Also shown in FIG. 3 is a sample area 316, which has an active area 306A of fiber 302A and an active area 306B of fiber 302B. Note that in this case fiber 302A is a sampling fiber, fiber 302B is a reference fiber and fiber 302B is also a sampling fiber. Fibers 302C and 302D are reference fibers, and fiber 302E is an uncoated reference fiber. Also shown in FIG. 3 are the active areas 306 each having a different coating, designated by 320, and including areas 306C and 306D. Separation of fibers 302 should preferably be minimized, but must be large enough to not allow light coupling between fibers 302.

The proposed sensor configuration improves sensor accuracy. The accuracy of the sensor configuration will be increased since the limited set of wavelengths produced by the LED source 312 and the one or more band-pass filters 310 will now be sampling M different fibers. For some of the M fibers, the peak may exist at the wavelength produced by a specific LED 312 and filter 310, for the others the peak will be between two adjacent wavelengths. A data reduction program can estimate the peak based on the average of the M calculated peaks by fitting a curve, such as a parabola, to the set of data points for all available wavelengths. A parabola can be fitted to each of the M data-sets and the M calibration parameters provide an n/wavelength shift for each. The effect is that the separate calibration parameters improve the resolution (and accuracy) of the sensor.

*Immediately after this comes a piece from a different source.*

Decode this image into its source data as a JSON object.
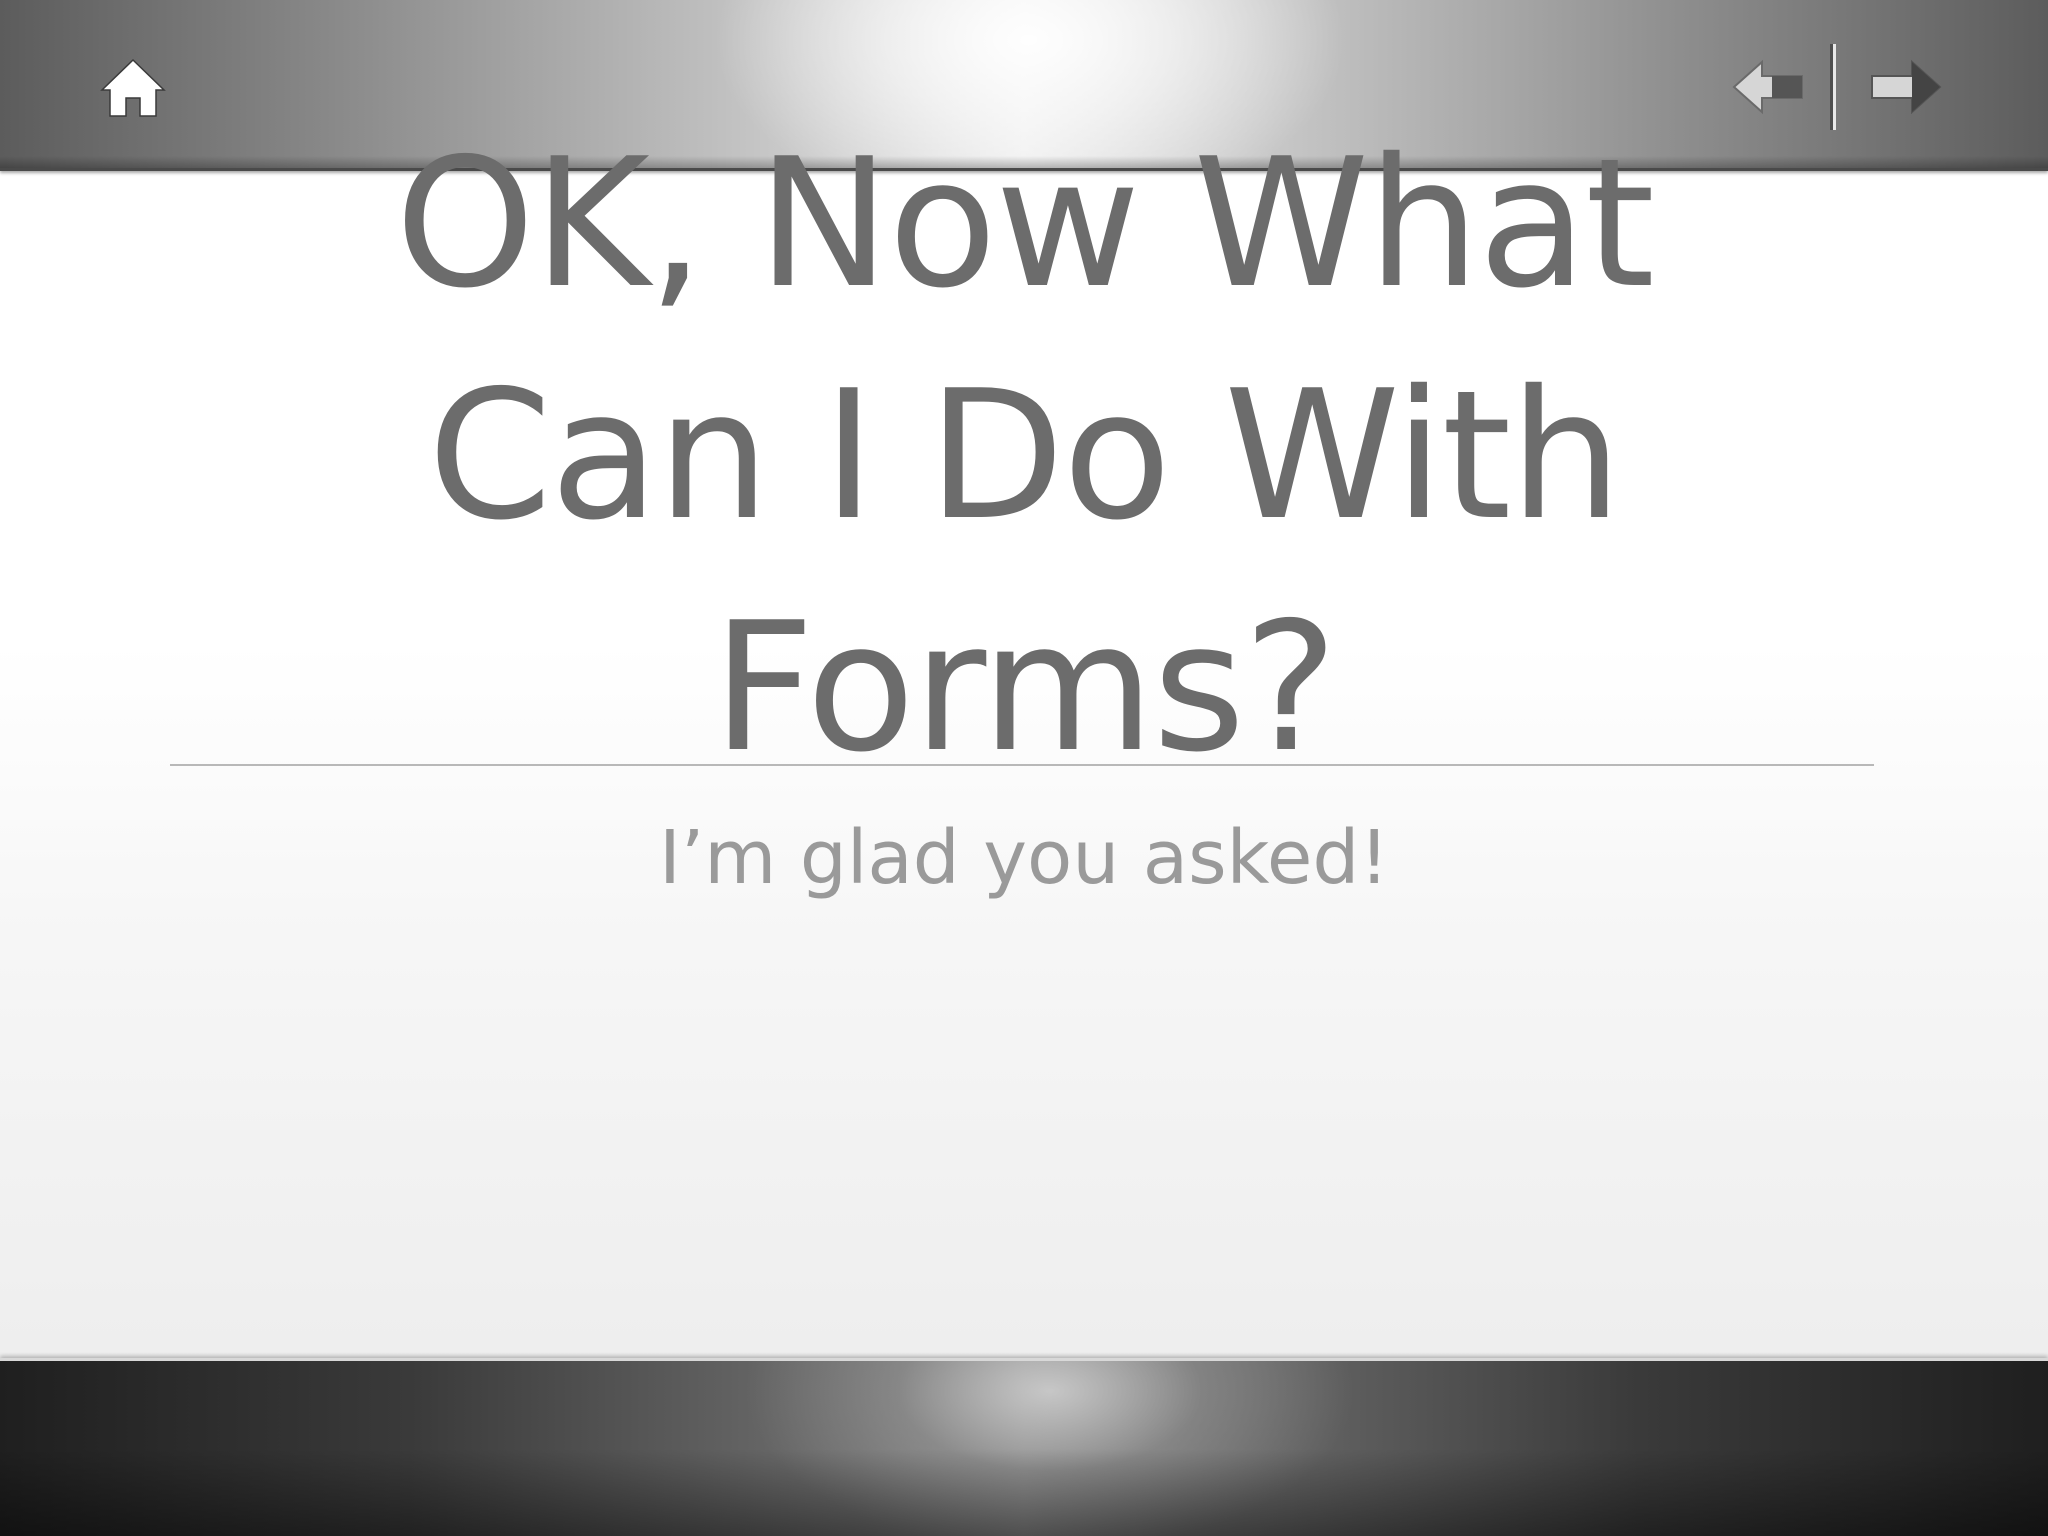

Typical fibers that may be used in the present invention are multi-mode fibers, with the active area of the sample and reference being in the central roughly 1 inch area of the fiber. Typical separation of the FWHM (full width half maximum) of the individual LED and filter combinations is on the order of 5-10 nm, as shown in FIG. 4. The gold islands are usually ellipsoidal in shape (i.e., “flattened footballs”). The coating and annealing process will lead to a Gaussian 9-distribution of the ratio R of the minor to major axis of the ellipsoid, centered about a particular center ratio Rc. R can be between 0.1 and 0.9 (depends on annealing temperature and time). The use of M fibers entails M different center ratios=RcM. A single island is roughly on the order of about 100 to 200 nm on the major axis. The number M can be at least 2, and usually greater than 2. Size of entire sensor increases with greater M.

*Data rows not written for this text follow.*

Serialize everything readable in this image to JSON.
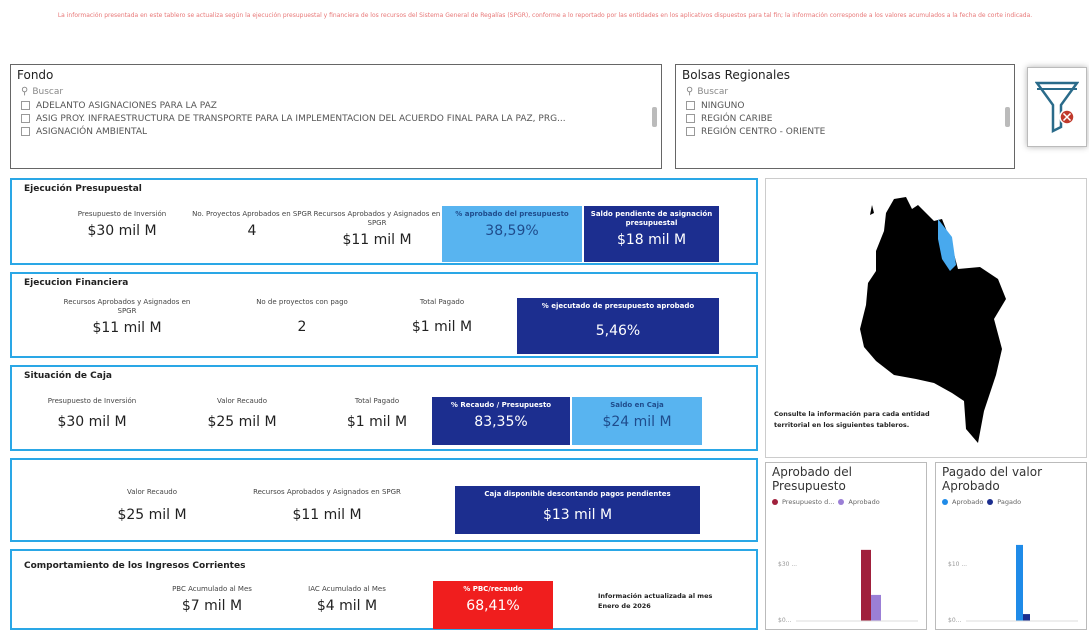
{
  "disclaimer": "La información presentada en este tablero se actualiza según la ejecución presupuestal y financiera de los recursos del Sistema General de Regalías (SPGR), conforme a lo reportado por las entidades en los aplicativos dispuestos para tal fin; la información corresponde a los valores acumulados a la fecha de corte indicada.",
  "fondo": {
    "title": "Fondo",
    "placeholder": "Buscar",
    "items": [
      "ADELANTO ASIGNACIONES PARA LA PAZ",
      "ASIG PROY. INFRAESTRUCTURA DE TRANSPORTE PARA LA IMPLEMENTACION DEL ACUERDO FINAL PARA LA PAZ, PRG...",
      "ASIGNACIÓN AMBIENTAL"
    ]
  },
  "bolsas": {
    "title": "Bolsas Regionales",
    "placeholder": "Buscar",
    "items": [
      "NINGUNO",
      "REGIÓN CARIBE",
      "REGIÓN CENTRO - ORIENTE"
    ]
  },
  "ejecucion_presupuestal": {
    "title": "Ejecución Presupuestal",
    "k1_label": "Presupuesto de Inversión",
    "k1_value": "$30 mil M",
    "k2_label": "No. Proyectos Aprobados en SPGR",
    "k2_value": "4",
    "k3_label": "Recursos Aprobados y Asignados en SPGR",
    "k3_value": "$11 mil M",
    "c1_label": "% aprobado del presupuesto",
    "c1_value": "38,59%",
    "c2_label": "Saldo pendiente de asignación presupuestal",
    "c2_value": "$18 mil M"
  },
  "ejecucion_financiera": {
    "title": "Ejecucion Financiera",
    "k1_label": "Recursos Aprobados y Asignados en SPGR",
    "k1_value": "$11 mil M",
    "k2_label": "No de proyectos con pago",
    "k2_value": "2",
    "k3_label": "Total Pagado",
    "k3_value": "$1 mil M",
    "c1_label": "% ejecutado de presupuesto aprobado",
    "c1_value": "5,46%"
  },
  "situacion_caja": {
    "title": "Situación de Caja",
    "k1_label": "Presupuesto de Inversión",
    "k1_value": "$30 mil M",
    "k2_label": "Valor Recaudo",
    "k2_value": "$25 mil M",
    "k3_label": "Total Pagado",
    "k3_value": "$1 mil M",
    "c1_label": "% Recaudo / Presupuesto",
    "c1_value": "83,35%",
    "c2_label": "Saldo en Caja",
    "c2_value": "$24 mil M"
  },
  "caja_disponible": {
    "k1_label": "Valor Recaudo",
    "k1_value": "$25 mil M",
    "k2_label": "Recursos Aprobados y Asignados en SPGR",
    "k2_value": "$11 mil M",
    "c1_label": "Caja disponible descontando pagos pendientes",
    "c1_value": "$13 mil M"
  },
  "ingresos": {
    "title": "Comportamiento de los Ingresos Corrientes",
    "k1_label": "PBC Acumulado al Mes",
    "k1_value": "$7 mil M",
    "k2_label": "IAC Acumulado al Mes",
    "k2_value": "$4 mil M",
    "c1_label": "% PBC/recaudo",
    "c1_value": "68,41%",
    "note": "Información actualizada al mes Enero de 2026"
  },
  "map": {
    "note": "Consulte la información para cada entidad territorial en los siguientes tableros."
  },
  "chart_aprobado": {
    "title": "Aprobado del Presupuesto",
    "legend": [
      "Presupuesto d...",
      "Aprobado"
    ],
    "ticks": [
      "$30 ...",
      "$0..."
    ]
  },
  "chart_pagado": {
    "title": "Pagado del valor Aprobado",
    "legend": [
      "Aprobado",
      "Pagado"
    ],
    "ticks": [
      "$10 ...",
      "$0..."
    ]
  },
  "colors": {
    "border": "#2aa7e6",
    "dark_card": "#1c2e8f",
    "light_card": "#58b4f0",
    "red_card": "#f01e1e",
    "presupuesto": "#a0203c",
    "aprobado_violet": "#9b7fd6",
    "aprobado_blue": "#1f8be8",
    "pagado": "#1c2e8f"
  },
  "chart_data": [
    {
      "type": "bar",
      "title": "Aprobado del Presupuesto",
      "categories": [
        ""
      ],
      "series": [
        {
          "name": "Presupuesto d...",
          "values": [
            30
          ]
        },
        {
          "name": "Aprobado",
          "values": [
            11
          ]
        }
      ]
    },
    {
      "type": "bar",
      "title": "Pagado del valor Aprobado",
      "categories": [
        ""
      ],
      "series": [
        {
          "name": "Aprobado",
          "values": [
            11
          ]
        },
        {
          "name": "Pagado",
          "values": [
            1
          ]
        }
      ]
    }
  ]
}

Absorbance of the sample can be calculated as follows:


Absorbance from sample (A s(λ))=−log(‘Sample’ photodiode voltage (V s(λ))/uncoated ‘reference’ photodiode voltage (V r(λ))).


Absorbance from reference (A r(λ))=−log(coated ‘reference’ photodiode voltage (V cr(λ))/uncoated ‘reference’ photodiode voltage (V r(λ))).

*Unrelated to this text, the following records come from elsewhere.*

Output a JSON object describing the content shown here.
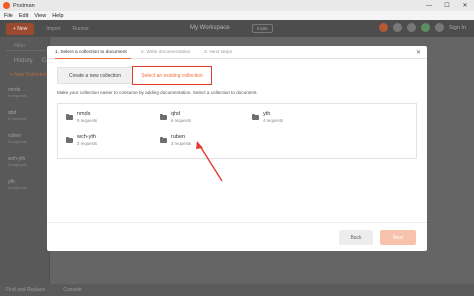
{
  "window": {
    "title": "Postman",
    "controls": [
      "—",
      "☐",
      "✕"
    ]
  },
  "menu": [
    "File",
    "Edit",
    "View",
    "Help"
  ],
  "toolbar": {
    "new_label": "+ New",
    "import_label": "Import",
    "runner_label": "Runner",
    "workspace_label": "My Workspace",
    "invite_label": "Invite",
    "signin_label": "Sign In"
  },
  "sidebar": {
    "filter_placeholder": "Filter",
    "tabs": [
      "History",
      "Co"
    ],
    "new_collection": "+ New Collection",
    "items": [
      {
        "name": "nmds",
        "sub": "9 requests"
      },
      {
        "name": "qhd",
        "sub": "6 requests"
      },
      {
        "name": "ruben",
        "sub": "3 requests"
      },
      {
        "name": "wch-yth",
        "sub": "3 requests"
      },
      {
        "name": "yth",
        "sub": "4 requests"
      }
    ]
  },
  "statusbar": {
    "find_replace": "Find and Replace",
    "console": "Console"
  },
  "modal": {
    "steps": [
      "1. Select a collection to document",
      "2. Write documentation",
      "3. Next steps"
    ],
    "close": "✕",
    "tab_create": "Create a new collection",
    "tab_existing": "Select an existing collection",
    "helptext": "Make your collection easier to consume by adding documentation. Select a collection to document.",
    "collections": [
      {
        "name": "nmds",
        "req": "9 requests"
      },
      {
        "name": "qhd",
        "req": "6 requests"
      },
      {
        "name": "yth",
        "req": "4 requests"
      },
      {
        "name": "wch-yth",
        "req": "3 requests"
      },
      {
        "name": "ruben",
        "req": "3 requests"
      }
    ],
    "back_label": "Back",
    "next_label": "Next"
  },
  "colors": {
    "accent": "#f26b3a",
    "highlight": "#e53b2f"
  }
}
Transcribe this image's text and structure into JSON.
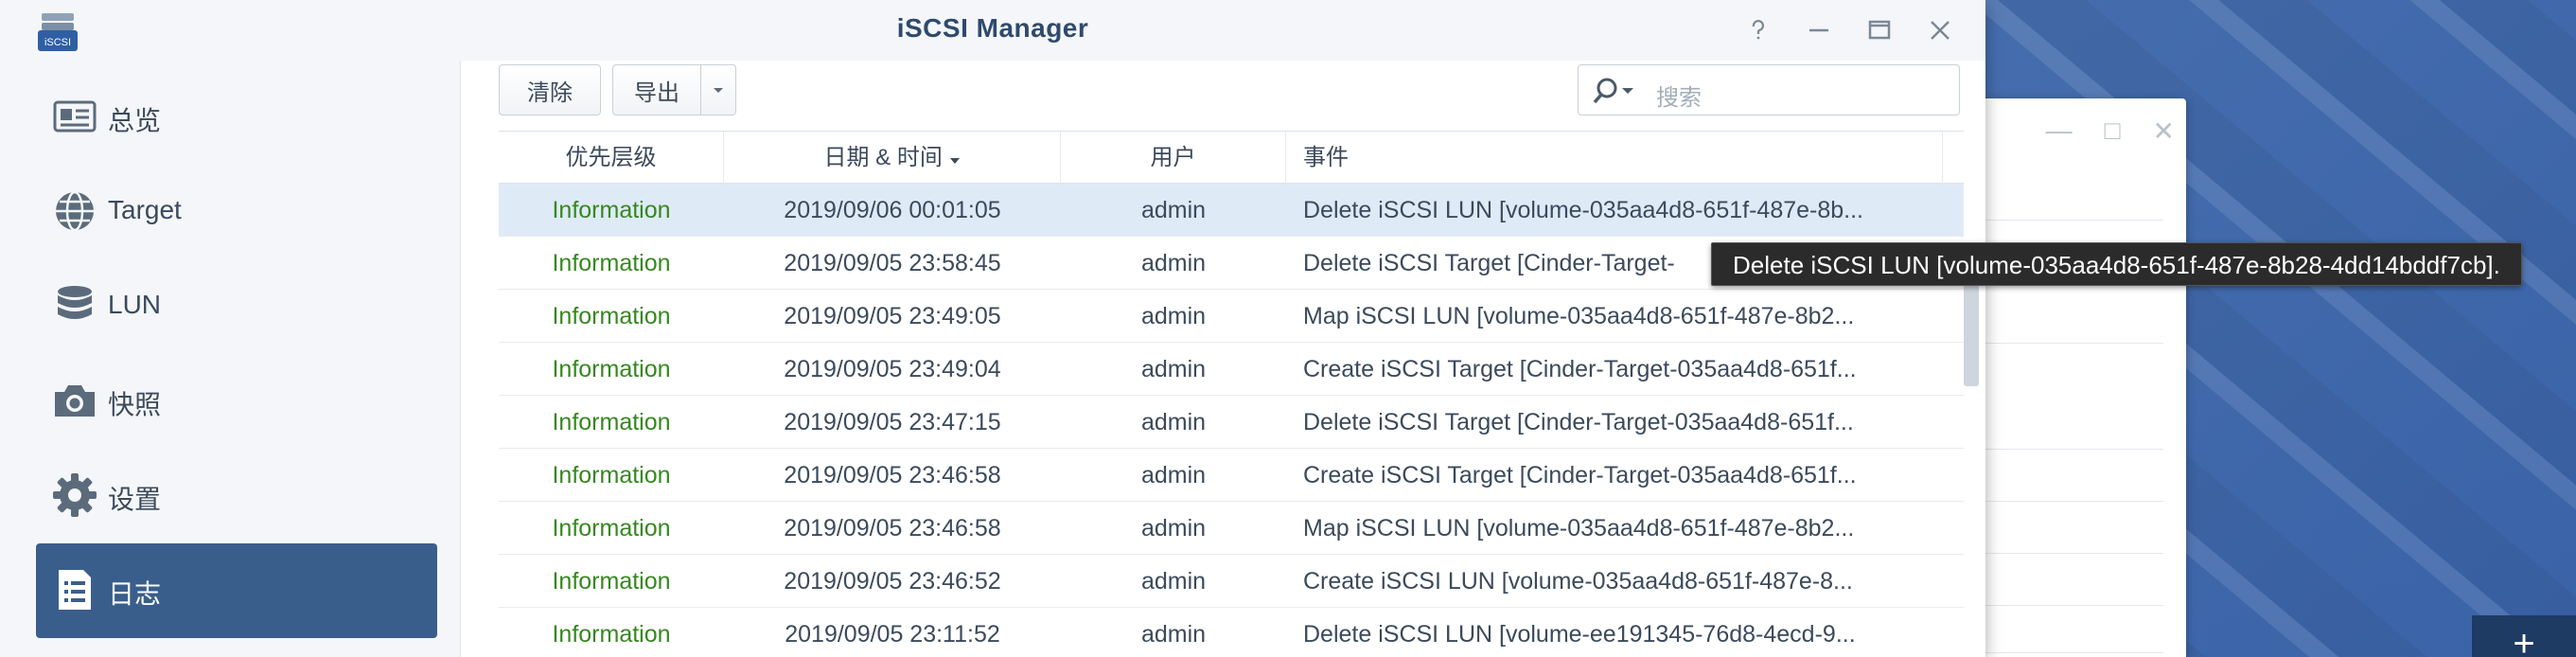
{
  "window": {
    "title": "iSCSI Manager",
    "app_icon_text": "iSCSI"
  },
  "sidebar": {
    "items": [
      {
        "label": "总览",
        "icon": "overview-card-icon"
      },
      {
        "label": "Target",
        "icon": "globe-icon"
      },
      {
        "label": "LUN",
        "icon": "database-icon"
      },
      {
        "label": "快照",
        "icon": "camera-icon"
      },
      {
        "label": "设置",
        "icon": "gear-icon"
      },
      {
        "label": "日志",
        "icon": "log-document-icon",
        "active": true
      }
    ]
  },
  "toolbar": {
    "clear_label": "清除",
    "export_label": "导出",
    "search_placeholder": "搜索"
  },
  "table": {
    "columns": [
      "优先层级",
      "日期 & 时间",
      "用户",
      "事件"
    ],
    "sort_column": "日期 & 时间",
    "rows": [
      {
        "priority": "Information",
        "time": "2019/09/06 00:01:05",
        "user": "admin",
        "event": "Delete iSCSI LUN [volume-035aa4d8-651f-487e-8b...",
        "selected": true
      },
      {
        "priority": "Information",
        "time": "2019/09/05 23:58:45",
        "user": "admin",
        "event": "Delete iSCSI Target [Cinder-Target-"
      },
      {
        "priority": "Information",
        "time": "2019/09/05 23:49:05",
        "user": "admin",
        "event": "Map iSCSI LUN [volume-035aa4d8-651f-487e-8b2..."
      },
      {
        "priority": "Information",
        "time": "2019/09/05 23:49:04",
        "user": "admin",
        "event": "Create iSCSI Target [Cinder-Target-035aa4d8-651f..."
      },
      {
        "priority": "Information",
        "time": "2019/09/05 23:47:15",
        "user": "admin",
        "event": "Delete iSCSI Target [Cinder-Target-035aa4d8-651f..."
      },
      {
        "priority": "Information",
        "time": "2019/09/05 23:46:58",
        "user": "admin",
        "event": "Create iSCSI Target [Cinder-Target-035aa4d8-651f..."
      },
      {
        "priority": "Information",
        "time": "2019/09/05 23:46:58",
        "user": "admin",
        "event": "Map iSCSI LUN [volume-035aa4d8-651f-487e-8b2..."
      },
      {
        "priority": "Information",
        "time": "2019/09/05 23:46:52",
        "user": "admin",
        "event": "Create iSCSI LUN [volume-035aa4d8-651f-487e-8..."
      },
      {
        "priority": "Information",
        "time": "2019/09/05 23:11:52",
        "user": "admin",
        "event": "Delete iSCSI LUN [volume-ee191345-76d8-4ecd-9..."
      }
    ]
  },
  "tooltip": {
    "text": "Delete iSCSI LUN [volume-035aa4d8-651f-487e-8b28-4dd14bddf7cb]."
  },
  "colors": {
    "accent": "#3a5e8c",
    "priority_info": "#35881f",
    "selected_row": "#dfeaf7"
  }
}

Absorbance shift=(λ where A s(λ) is max)−(λ where A r(λ) is max).

Prior to unknown sample measurement, the sensor measures known refractive index liquids to obtain calibration parameter (n/λshift).


Index n of medium=Absorbance shift*calibration parameter.

The sensor should preferably be cleaned after every measurement.

Other than the custom coating and annealing of the sample and reference fibers, the components can be off the shelf, there are many commercial suppliers, such as Thorlabs, Inc. of Newton, N.J., USA, Newport Corporation of Irvine, Calif. USA, or Edmund Optics Inc., of Barrington, N.J.

It will be understood by those skilled in the art that various changes in form and details may be made therein without departing from the spirit and scope of the invention as defined in the appended claims. Thus, the breadth and scope of the present invention should not be limited by any of the above-described exemplary embodiments, but should be defined only in accordance with the following claims and their equivalents.

Referenced by
Citing PatentFiling datePublication dateApplicantTitle
DE102011117065A1Oct 27, 2011May 10, 2012The Goodyear Tire & Rubber CompanyReifen, insbesondere selbstauswuchtender Reifen, und Verfahren zur Herstellung desselben
Classifications
U.S. Classification356/445
International ClassificationG01N21/55
Cooperative ClassificationG01N21/431, G01N21/553
European ClassificationG01N21/55B2, G01N21/43B
Legal Events
DateCodeEventDescription
Mar 7, 2013FPAYFee payment
Year of fee payment: 4
Jul 14, 2008ASAssignment
Owner name: ASML HOLDING N.V., NETHERLANDS
Free format text: ASSIGNMENT OF ASSIGNORS INTEREST;ASSIGNOR:DOWNEY, TODD R.;REEL/FRAME:021234/0875
Effective date: 20040928